■ EXERCISE DETAILS: Output all the entries word for word. Omit the pictures.

■ EXERCISE DATA:
^^^^

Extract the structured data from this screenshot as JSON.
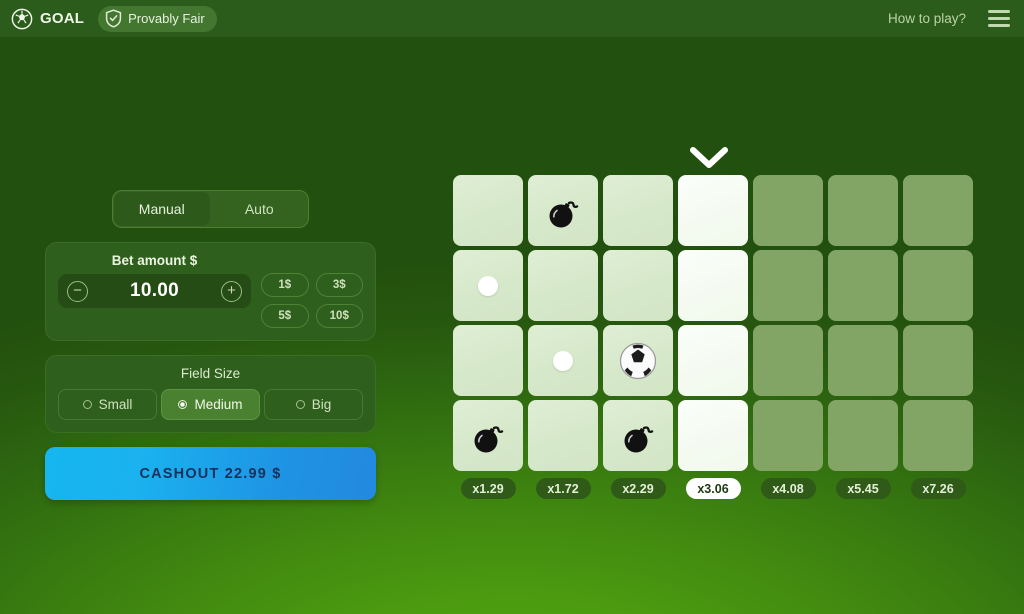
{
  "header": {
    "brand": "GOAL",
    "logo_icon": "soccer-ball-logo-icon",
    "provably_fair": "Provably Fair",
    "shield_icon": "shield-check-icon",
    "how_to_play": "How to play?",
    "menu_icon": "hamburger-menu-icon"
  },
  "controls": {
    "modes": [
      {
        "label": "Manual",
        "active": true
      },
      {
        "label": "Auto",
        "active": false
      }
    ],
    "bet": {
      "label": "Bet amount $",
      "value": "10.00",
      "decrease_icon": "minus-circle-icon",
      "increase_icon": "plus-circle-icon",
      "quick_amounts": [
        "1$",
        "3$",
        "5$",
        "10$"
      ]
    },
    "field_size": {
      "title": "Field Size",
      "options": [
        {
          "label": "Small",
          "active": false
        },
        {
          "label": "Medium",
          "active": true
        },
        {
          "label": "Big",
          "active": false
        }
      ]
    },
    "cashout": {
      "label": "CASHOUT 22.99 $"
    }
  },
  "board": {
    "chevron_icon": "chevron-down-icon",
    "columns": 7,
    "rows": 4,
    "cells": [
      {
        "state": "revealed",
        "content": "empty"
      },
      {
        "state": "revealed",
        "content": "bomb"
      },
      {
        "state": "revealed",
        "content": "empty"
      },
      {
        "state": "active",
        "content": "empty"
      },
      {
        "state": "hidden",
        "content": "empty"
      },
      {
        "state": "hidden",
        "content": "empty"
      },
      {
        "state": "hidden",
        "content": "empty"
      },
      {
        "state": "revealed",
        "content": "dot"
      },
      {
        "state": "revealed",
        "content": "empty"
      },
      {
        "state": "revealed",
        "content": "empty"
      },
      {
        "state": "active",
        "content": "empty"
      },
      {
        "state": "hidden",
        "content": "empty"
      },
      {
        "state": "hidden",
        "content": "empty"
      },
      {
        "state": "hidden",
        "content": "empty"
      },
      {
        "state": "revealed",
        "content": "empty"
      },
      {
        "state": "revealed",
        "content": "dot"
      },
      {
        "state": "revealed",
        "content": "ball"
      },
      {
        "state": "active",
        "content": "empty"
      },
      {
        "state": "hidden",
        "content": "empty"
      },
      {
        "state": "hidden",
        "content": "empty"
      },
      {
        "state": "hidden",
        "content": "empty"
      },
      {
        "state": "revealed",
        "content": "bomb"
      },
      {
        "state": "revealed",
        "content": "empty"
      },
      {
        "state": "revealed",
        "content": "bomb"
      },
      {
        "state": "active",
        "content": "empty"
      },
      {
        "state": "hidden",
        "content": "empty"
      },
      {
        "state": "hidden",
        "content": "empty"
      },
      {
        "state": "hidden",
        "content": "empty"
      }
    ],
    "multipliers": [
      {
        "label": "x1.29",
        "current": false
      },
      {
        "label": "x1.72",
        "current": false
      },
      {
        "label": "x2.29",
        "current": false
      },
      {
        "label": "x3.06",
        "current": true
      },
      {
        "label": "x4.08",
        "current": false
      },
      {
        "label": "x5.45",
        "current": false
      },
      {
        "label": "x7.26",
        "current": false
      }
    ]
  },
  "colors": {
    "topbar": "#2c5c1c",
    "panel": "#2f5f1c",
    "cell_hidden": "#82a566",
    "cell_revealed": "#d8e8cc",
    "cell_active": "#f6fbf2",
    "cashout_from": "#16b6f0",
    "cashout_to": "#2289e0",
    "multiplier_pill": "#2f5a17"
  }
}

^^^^

■ PROBLEM SOLUTION:
Extract the structured data from this screenshot as JSON.
{
  "header": {
    "brand": "GOAL",
    "logo_icon": "soccer-ball-logo-icon",
    "provably_fair": "Provably Fair",
    "shield_icon": "shield-check-icon",
    "how_to_play": "How to play?",
    "menu_icon": "hamburger-menu-icon"
  },
  "controls": {
    "modes": [
      {
        "label": "Manual",
        "active": true
      },
      {
        "label": "Auto",
        "active": false
      }
    ],
    "bet": {
      "label": "Bet amount $",
      "value": "10.00",
      "decrease_icon": "minus-circle-icon",
      "increase_icon": "plus-circle-icon",
      "quick_amounts": [
        "1$",
        "3$",
        "5$",
        "10$"
      ]
    },
    "field_size": {
      "title": "Field Size",
      "options": [
        {
          "label": "Small",
          "active": false
        },
        {
          "label": "Medium",
          "active": true
        },
        {
          "label": "Big",
          "active": false
        }
      ]
    },
    "cashout": {
      "label": "CASHOUT 22.99 $"
    }
  },
  "board": {
    "chevron_icon": "chevron-down-icon",
    "columns": 7,
    "rows": 4,
    "cells": [
      {
        "state": "revealed",
        "content": "empty"
      },
      {
        "state": "revealed",
        "content": "bomb"
      },
      {
        "state": "revealed",
        "content": "empty"
      },
      {
        "state": "active",
        "content": "empty"
      },
      {
        "state": "hidden",
        "content": "empty"
      },
      {
        "state": "hidden",
        "content": "empty"
      },
      {
        "state": "hidden",
        "content": "empty"
      },
      {
        "state": "revealed",
        "content": "dot"
      },
      {
        "state": "revealed",
        "content": "empty"
      },
      {
        "state": "revealed",
        "content": "empty"
      },
      {
        "state": "active",
        "content": "empty"
      },
      {
        "state": "hidden",
        "content": "empty"
      },
      {
        "state": "hidden",
        "content": "empty"
      },
      {
        "state": "hidden",
        "content": "empty"
      },
      {
        "state": "revealed",
        "content": "empty"
      },
      {
        "state": "revealed",
        "content": "dot"
      },
      {
        "state": "revealed",
        "content": "ball"
      },
      {
        "state": "active",
        "content": "empty"
      },
      {
        "state": "hidden",
        "content": "empty"
      },
      {
        "state": "hidden",
        "content": "empty"
      },
      {
        "state": "hidden",
        "content": "empty"
      },
      {
        "state": "revealed",
        "content": "bomb"
      },
      {
        "state": "revealed",
        "content": "empty"
      },
      {
        "state": "revealed",
        "content": "bomb"
      },
      {
        "state": "active",
        "content": "empty"
      },
      {
        "state": "hidden",
        "content": "empty"
      },
      {
        "state": "hidden",
        "content": "empty"
      },
      {
        "state": "hidden",
        "content": "empty"
      }
    ],
    "multipliers": [
      {
        "label": "x1.29",
        "current": false
      },
      {
        "label": "x1.72",
        "current": false
      },
      {
        "label": "x2.29",
        "current": false
      },
      {
        "label": "x3.06",
        "current": true
      },
      {
        "label": "x4.08",
        "current": false
      },
      {
        "label": "x5.45",
        "current": false
      },
      {
        "label": "x7.26",
        "current": false
      }
    ]
  },
  "colors": {
    "topbar": "#2c5c1c",
    "panel": "#2f5f1c",
    "cell_hidden": "#82a566",
    "cell_revealed": "#d8e8cc",
    "cell_active": "#f6fbf2",
    "cashout_from": "#16b6f0",
    "cashout_to": "#2289e0",
    "multiplier_pill": "#2f5a17"
  }
}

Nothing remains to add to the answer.